Ana knows that she should run away screaming like a rational person, but can’t bear to leave the tormented man. So begins her life of crime.
Even though her sheer stupidity keeps Ana relatively safe, Christian needs a steady supply of brains to stay alive, and Ana takes on the task of providing his dietary needs. Soon she’s staking out funerals, shovel in hand, waiting for dark to claim the dearly departed grey matter.
These daring escapades give Ana a sense of self worth, which proves to be detrimental as Christian begins to experience cravings during their nights together. At first both pretend not to notice his gnawing on her head, but soon enough Ana realizes that the more she thinks for herself, the more danger her life is in. Even with that knowledge she can’t bear to leave Christian.
Ana’s writing also improves. Her professors compliment her on not shying away from sensitive topics, and that empowerment causes her to quit her soulless tabloid job and begin plans for her great romance novel.
All of this progression becomes too much. During one of their trysts Christian pulls out a knife and makes a lunge for her head. Fortunately, all those nights of grave robbing had given Ana tones muscles, and she is able to fend him off. After spending some time tied in the closet, he regains control and the couple breaks up.

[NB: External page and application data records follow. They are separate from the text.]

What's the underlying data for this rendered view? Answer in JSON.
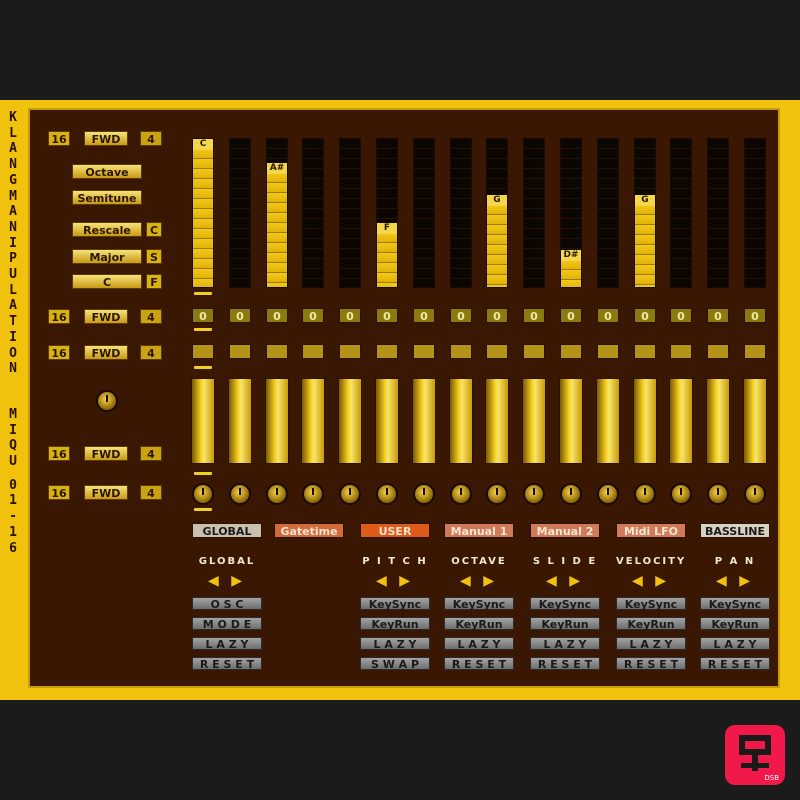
{
  "title_vertical": "KLANGMANIPULATION",
  "subtitle_vertical": "MIQU 01-16",
  "rows": [
    {
      "steps": "16",
      "dir": "FWD",
      "div": "4"
    },
    {
      "steps": "16",
      "dir": "FWD",
      "div": "4"
    },
    {
      "steps": "16",
      "dir": "FWD",
      "div": "4"
    },
    {
      "steps": "16",
      "dir": "FWD",
      "div": "4"
    },
    {
      "steps": "16",
      "dir": "FWD",
      "div": "4"
    }
  ],
  "pitch_controls": {
    "octave": "Octave",
    "semitune": "Semitune",
    "rescale": "Rescale",
    "rescale_key": "C",
    "scale": "Major",
    "scale_key": "S",
    "root": "C",
    "root_key": "F"
  },
  "pitch_steps": [
    {
      "note": "C",
      "level": 1.0
    },
    {
      "note": "",
      "level": 0.0
    },
    {
      "note": "A#",
      "level": 0.84
    },
    {
      "note": "",
      "level": 0.0
    },
    {
      "note": "",
      "level": 0.0
    },
    {
      "note": "F",
      "level": 0.43
    },
    {
      "note": "",
      "level": 0.0
    },
    {
      "note": "",
      "level": 0.0
    },
    {
      "note": "G",
      "level": 0.62
    },
    {
      "note": "",
      "level": 0.0
    },
    {
      "note": "D#",
      "level": 0.25
    },
    {
      "note": "",
      "level": 0.0
    },
    {
      "note": "G",
      "level": 0.62
    },
    {
      "note": "",
      "level": 0.0
    },
    {
      "note": "",
      "level": 0.0
    },
    {
      "note": "",
      "level": 0.0
    }
  ],
  "octave_values": [
    "0",
    "0",
    "0",
    "0",
    "0",
    "0",
    "0",
    "0",
    "0",
    "0",
    "0",
    "0",
    "0",
    "0",
    "0",
    "0"
  ],
  "tabs": [
    {
      "label": "GLOBAL",
      "color": "#c9c0b0",
      "text": "#1a1a1a"
    },
    {
      "label": "Gatetime",
      "color": "#d26a3a",
      "text": "#f4e6d0"
    },
    {
      "label": "USER",
      "color": "#e05a1a",
      "text": "#f4e6d0"
    },
    {
      "label": "Manual 1",
      "color": "#d07a5a",
      "text": "#f4e6d0"
    },
    {
      "label": "Manual 2",
      "color": "#d07a5a",
      "text": "#f4e6d0"
    },
    {
      "label": "Midi LFO",
      "color": "#d07a5a",
      "text": "#f4e6d0"
    },
    {
      "label": "BASSLINE",
      "color": "#d8d0c0",
      "text": "#1a1a1a"
    }
  ],
  "sections": [
    {
      "name": "GLOBAL",
      "buttons": [
        "O S C",
        "M O D E",
        "L A Z Y",
        "R E S E T"
      ]
    },
    {
      "name": "P I T C H",
      "buttons": [
        "KeySync",
        "KeyRun",
        "L A Z Y",
        "S W A P"
      ]
    },
    {
      "name": "OCTAVE",
      "buttons": [
        "KeySync",
        "KeyRun",
        "L A Z Y",
        "R E S E T"
      ]
    },
    {
      "name": "S L I D E",
      "buttons": [
        "KeySync",
        "KeyRun",
        "L A Z Y",
        "R E S E T"
      ]
    },
    {
      "name": "VELOCITY",
      "buttons": [
        "KeySync",
        "KeyRun",
        "L A Z Y",
        "R E S E T"
      ]
    },
    {
      "name": "P A N",
      "buttons": [
        "KeySync",
        "KeyRun",
        "L A Z Y",
        "R E S E T"
      ]
    }
  ],
  "arrow_glyphs": "◀ ▶",
  "colors": {
    "panel": "#3a1703",
    "frame": "#f0c20e",
    "accent": "#f4cf1f"
  },
  "logo_small": "DSB"
}
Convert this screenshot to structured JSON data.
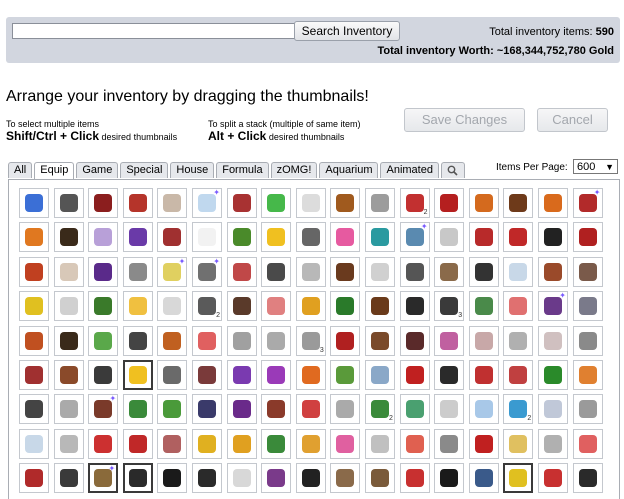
{
  "search": {
    "value": "",
    "placeholder": "",
    "button_label": "Search Inventory"
  },
  "totals": {
    "items_label": "Total inventory items:",
    "items_value": "590",
    "worth_label": "Total inventory Worth:",
    "worth_value": "~168,344,752,780 Gold"
  },
  "headline": "Arrange your inventory by dragging the thumbnails!",
  "hints": {
    "multi_intro": "To select multiple items",
    "multi_key": "Shift/Ctrl + Click",
    "multi_suffix": "desired thumbnails",
    "split_intro": "To split a stack (multiple of same item)",
    "split_key": "Alt + Click",
    "split_suffix": "desired thumbnails"
  },
  "buttons": {
    "save": "Save Changes",
    "cancel": "Cancel"
  },
  "tabs": [
    {
      "label": "All"
    },
    {
      "label": "Equip",
      "active": true
    },
    {
      "label": "Game"
    },
    {
      "label": "Special"
    },
    {
      "label": "House"
    },
    {
      "label": "Formula"
    },
    {
      "label": "zOMG!"
    },
    {
      "label": "Aquarium"
    },
    {
      "label": "Animated"
    }
  ],
  "search_tab_icon": "magnifier-icon",
  "per_page": {
    "label": "Items Per Page:",
    "value": "600"
  },
  "grid": {
    "cells": [
      {
        "color": "#3b6fd6"
      },
      {
        "color": "#555555"
      },
      {
        "color": "#8b1e1e"
      },
      {
        "color": "#b5342a"
      },
      {
        "color": "#c9b8a8"
      },
      {
        "color": "#c0d8ee",
        "badge": "✦"
      },
      {
        "color": "#a83232"
      },
      {
        "color": "#46b84a"
      },
      {
        "color": "#dcdcdc"
      },
      {
        "color": "#a05a1e"
      },
      {
        "color": "#9c9c9c"
      },
      {
        "color": "#c23030",
        "badge": "2"
      },
      {
        "color": "#b51f1f"
      },
      {
        "color": "#d46a1e"
      },
      {
        "color": "#6e3a1a"
      },
      {
        "color": "#d96a1c"
      },
      {
        "color": "#b22a2a",
        "badge": "✦"
      },
      {
        "color": "#e07820"
      },
      {
        "color": "#3a2a1a"
      },
      {
        "color": "#b8a0d8"
      },
      {
        "color": "#6a3aa8"
      },
      {
        "color": "#a03030"
      },
      {
        "color": "#f2f2f2"
      },
      {
        "color": "#4a8a2a"
      },
      {
        "color": "#f0c020"
      },
      {
        "color": "#666666"
      },
      {
        "color": "#e65aa0"
      },
      {
        "color": "#2a9aa0"
      },
      {
        "color": "#5a8ab0",
        "badge": "✦"
      },
      {
        "color": "#c8c8c8"
      },
      {
        "color": "#b82a2a"
      },
      {
        "color": "#c02828"
      },
      {
        "color": "#222222"
      },
      {
        "color": "#b02020"
      },
      {
        "color": "#c04020"
      },
      {
        "color": "#d8c8b8"
      },
      {
        "color": "#5a2a8a"
      },
      {
        "color": "#8a8a8a"
      },
      {
        "color": "#e0d060",
        "badge": "✦"
      },
      {
        "color": "#707070",
        "badge": "✦"
      },
      {
        "color": "#c04848"
      },
      {
        "color": "#4a4a4a"
      },
      {
        "color": "#b8b8b8"
      },
      {
        "color": "#6a3a1e"
      },
      {
        "color": "#d0d0d0"
      },
      {
        "color": "#555555"
      },
      {
        "color": "#8a6a4a"
      },
      {
        "color": "#333333"
      },
      {
        "color": "#c8d8e8"
      },
      {
        "color": "#9a4a2a"
      },
      {
        "color": "#7a5a4a"
      },
      {
        "color": "#e0c020"
      },
      {
        "color": "#d0d0d0"
      },
      {
        "color": "#3a7a2a"
      },
      {
        "color": "#f0c040"
      },
      {
        "color": "#d8d8d8"
      },
      {
        "color": "#5a5a5a",
        "badge": "2"
      },
      {
        "color": "#5a3a2a"
      },
      {
        "color": "#e08080"
      },
      {
        "color": "#e0a020"
      },
      {
        "color": "#2a7a2a"
      },
      {
        "color": "#6a3a1a"
      },
      {
        "color": "#2a2a2a"
      },
      {
        "color": "#3a3a3a",
        "badge": "3"
      },
      {
        "color": "#4a8a4a"
      },
      {
        "color": "#e07070"
      },
      {
        "color": "#6a3a8a",
        "badge": "✦"
      },
      {
        "color": "#7a7a8a"
      },
      {
        "color": "#c05020"
      },
      {
        "color": "#3a2a1a"
      },
      {
        "color": "#5aa84a"
      },
      {
        "color": "#444444"
      },
      {
        "color": "#c06020"
      },
      {
        "color": "#e06060"
      },
      {
        "color": "#a0a0a0"
      },
      {
        "color": "#aaaaaa"
      },
      {
        "color": "#9a9a9a",
        "badge": "3"
      },
      {
        "color": "#b02020"
      },
      {
        "color": "#7a4a2a"
      },
      {
        "color": "#5a2a2a"
      },
      {
        "color": "#c060a0"
      },
      {
        "color": "#c8a8a8"
      },
      {
        "color": "#b0b0b0"
      },
      {
        "color": "#d0c0c0"
      },
      {
        "color": "#8a8a8a"
      },
      {
        "color": "#a03030"
      },
      {
        "color": "#8a4a2a"
      },
      {
        "color": "#3a3a3a"
      },
      {
        "color": "#f0c020",
        "selected": true
      },
      {
        "color": "#6a6a6a"
      },
      {
        "color": "#7a3a3a"
      },
      {
        "color": "#7a3ab0"
      },
      {
        "color": "#9a3ab8"
      },
      {
        "color": "#e06a20"
      },
      {
        "color": "#5a9a3a"
      },
      {
        "color": "#8aa8c8"
      },
      {
        "color": "#c02020"
      },
      {
        "color": "#2a2a2a"
      },
      {
        "color": "#c03030"
      },
      {
        "color": "#c04040"
      },
      {
        "color": "#2a8a2a"
      },
      {
        "color": "#e08030"
      },
      {
        "color": "#444444"
      },
      {
        "color": "#aaaaaa"
      },
      {
        "color": "#7a3a2a",
        "badge": "✦"
      },
      {
        "color": "#3a8a3a"
      },
      {
        "color": "#4a9a3a"
      },
      {
        "color": "#3a3a6a"
      },
      {
        "color": "#6a2a8a"
      },
      {
        "color": "#8a3a2a"
      },
      {
        "color": "#d04040"
      },
      {
        "color": "#aaaaaa"
      },
      {
        "color": "#3a8a3a",
        "badge": "2"
      },
      {
        "color": "#4aa070"
      },
      {
        "color": "#cccccc"
      },
      {
        "color": "#a8c8e8"
      },
      {
        "color": "#3a9ad0",
        "badge": "2"
      },
      {
        "color": "#c0c8d8"
      },
      {
        "color": "#9a9a9a"
      },
      {
        "color": "#c8d8e8"
      },
      {
        "color": "#b8b8b8"
      },
      {
        "color": "#cc3030"
      },
      {
        "color": "#c02828"
      },
      {
        "color": "#b06060"
      },
      {
        "color": "#e0b020"
      },
      {
        "color": "#e0a020"
      },
      {
        "color": "#3a8a3a"
      },
      {
        "color": "#e0a030"
      },
      {
        "color": "#e060a0"
      },
      {
        "color": "#c0c0c0"
      },
      {
        "color": "#e06050"
      },
      {
        "color": "#8a8a8a"
      },
      {
        "color": "#c02020"
      },
      {
        "color": "#e0c060"
      },
      {
        "color": "#b0b0b0"
      },
      {
        "color": "#e06060"
      },
      {
        "color": "#b02a2a"
      },
      {
        "color": "#3a3a3a"
      },
      {
        "color": "#8a6a3a",
        "badge": "✦",
        "selected": true
      },
      {
        "color": "#2a2a2a",
        "selected": true
      },
      {
        "color": "#1a1a1a"
      },
      {
        "color": "#2a2a2a"
      },
      {
        "color": "#d8d8d8"
      },
      {
        "color": "#7a3a8a"
      },
      {
        "color": "#222222"
      },
      {
        "color": "#8a6a4a"
      },
      {
        "color": "#7a5a3a"
      },
      {
        "color": "#c83030"
      },
      {
        "color": "#1a1a1a"
      },
      {
        "color": "#3a5a8a"
      },
      {
        "color": "#e0c020",
        "selected": true
      },
      {
        "color": "#c83030"
      },
      {
        "color": "#2a2a2a"
      }
    ]
  }
}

She leaves his penthouse feeling as if her very soul had been ripped to shreds, yet determined for the sake of that love to live her life to the fullest, and the book ends with a woefully misplaced Romeo and Juliet quote.